● Work instructions:
Copy out each line of the material in which the word "title" appears.

● Data for processing:
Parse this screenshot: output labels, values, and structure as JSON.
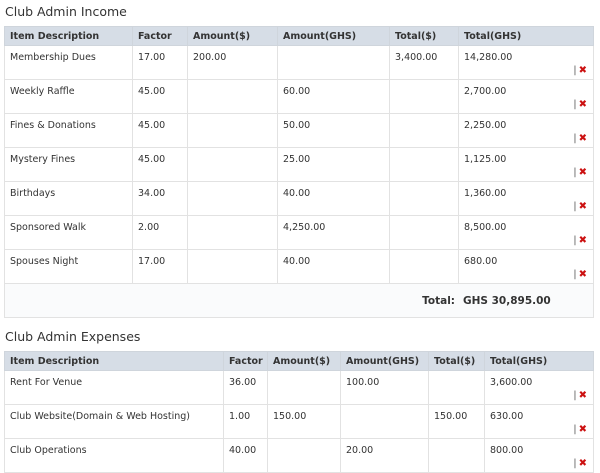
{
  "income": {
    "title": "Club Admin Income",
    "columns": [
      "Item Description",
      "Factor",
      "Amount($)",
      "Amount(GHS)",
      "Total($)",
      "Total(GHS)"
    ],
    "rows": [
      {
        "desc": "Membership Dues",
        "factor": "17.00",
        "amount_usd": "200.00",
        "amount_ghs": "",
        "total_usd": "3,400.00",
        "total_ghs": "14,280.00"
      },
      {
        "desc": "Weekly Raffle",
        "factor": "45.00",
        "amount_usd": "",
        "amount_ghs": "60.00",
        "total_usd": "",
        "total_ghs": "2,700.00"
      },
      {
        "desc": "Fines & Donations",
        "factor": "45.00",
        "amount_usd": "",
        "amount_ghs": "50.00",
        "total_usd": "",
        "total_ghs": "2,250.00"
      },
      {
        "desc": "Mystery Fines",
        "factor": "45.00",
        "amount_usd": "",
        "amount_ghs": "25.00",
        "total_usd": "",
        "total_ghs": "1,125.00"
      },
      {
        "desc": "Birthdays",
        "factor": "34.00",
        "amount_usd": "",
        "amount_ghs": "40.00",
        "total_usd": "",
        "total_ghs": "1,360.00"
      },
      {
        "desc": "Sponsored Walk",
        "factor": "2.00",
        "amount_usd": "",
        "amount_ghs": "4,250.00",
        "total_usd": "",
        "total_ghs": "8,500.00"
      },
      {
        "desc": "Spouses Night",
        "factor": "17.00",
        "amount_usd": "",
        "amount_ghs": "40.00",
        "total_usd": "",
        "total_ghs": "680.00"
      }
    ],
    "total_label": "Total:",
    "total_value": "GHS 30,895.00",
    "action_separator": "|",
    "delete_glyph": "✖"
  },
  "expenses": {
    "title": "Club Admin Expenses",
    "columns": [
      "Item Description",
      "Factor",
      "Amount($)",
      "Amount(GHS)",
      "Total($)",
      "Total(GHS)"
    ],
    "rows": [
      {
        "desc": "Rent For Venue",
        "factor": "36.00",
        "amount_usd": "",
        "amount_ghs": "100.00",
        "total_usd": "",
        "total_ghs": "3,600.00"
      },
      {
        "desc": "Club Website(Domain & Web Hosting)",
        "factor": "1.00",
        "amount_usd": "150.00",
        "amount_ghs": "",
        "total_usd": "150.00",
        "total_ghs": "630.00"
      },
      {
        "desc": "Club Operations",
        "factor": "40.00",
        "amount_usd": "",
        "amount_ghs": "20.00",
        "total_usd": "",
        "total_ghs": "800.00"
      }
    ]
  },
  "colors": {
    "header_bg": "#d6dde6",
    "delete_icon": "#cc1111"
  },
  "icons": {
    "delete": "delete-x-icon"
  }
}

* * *

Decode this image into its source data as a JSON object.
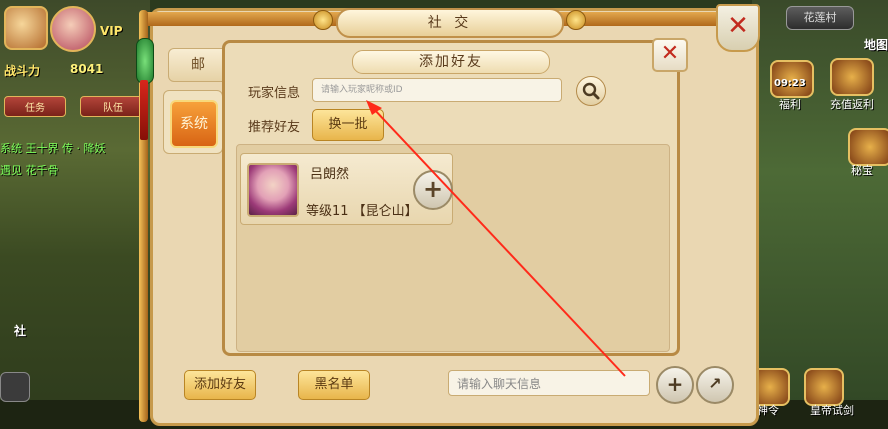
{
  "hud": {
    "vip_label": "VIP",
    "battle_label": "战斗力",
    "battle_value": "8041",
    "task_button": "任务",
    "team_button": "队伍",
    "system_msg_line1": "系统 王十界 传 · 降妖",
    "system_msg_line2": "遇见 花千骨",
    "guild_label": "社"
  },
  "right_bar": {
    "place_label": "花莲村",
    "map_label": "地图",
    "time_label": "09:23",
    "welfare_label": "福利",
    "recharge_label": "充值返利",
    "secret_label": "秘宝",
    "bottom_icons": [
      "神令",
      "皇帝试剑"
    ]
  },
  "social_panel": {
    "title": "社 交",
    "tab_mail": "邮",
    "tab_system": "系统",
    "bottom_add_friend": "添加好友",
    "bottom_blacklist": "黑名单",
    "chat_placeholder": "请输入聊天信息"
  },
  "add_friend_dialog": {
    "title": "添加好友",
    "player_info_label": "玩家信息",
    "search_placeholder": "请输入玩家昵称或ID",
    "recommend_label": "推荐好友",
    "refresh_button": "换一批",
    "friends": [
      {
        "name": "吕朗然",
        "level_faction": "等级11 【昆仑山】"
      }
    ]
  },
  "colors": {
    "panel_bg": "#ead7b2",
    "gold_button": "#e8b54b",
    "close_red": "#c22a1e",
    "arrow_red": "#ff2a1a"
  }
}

● Result:
    "title": "Club Admin Income",
    "title": "Club Admin Expenses",
    "title": "社 交",
    "title": "添加好友",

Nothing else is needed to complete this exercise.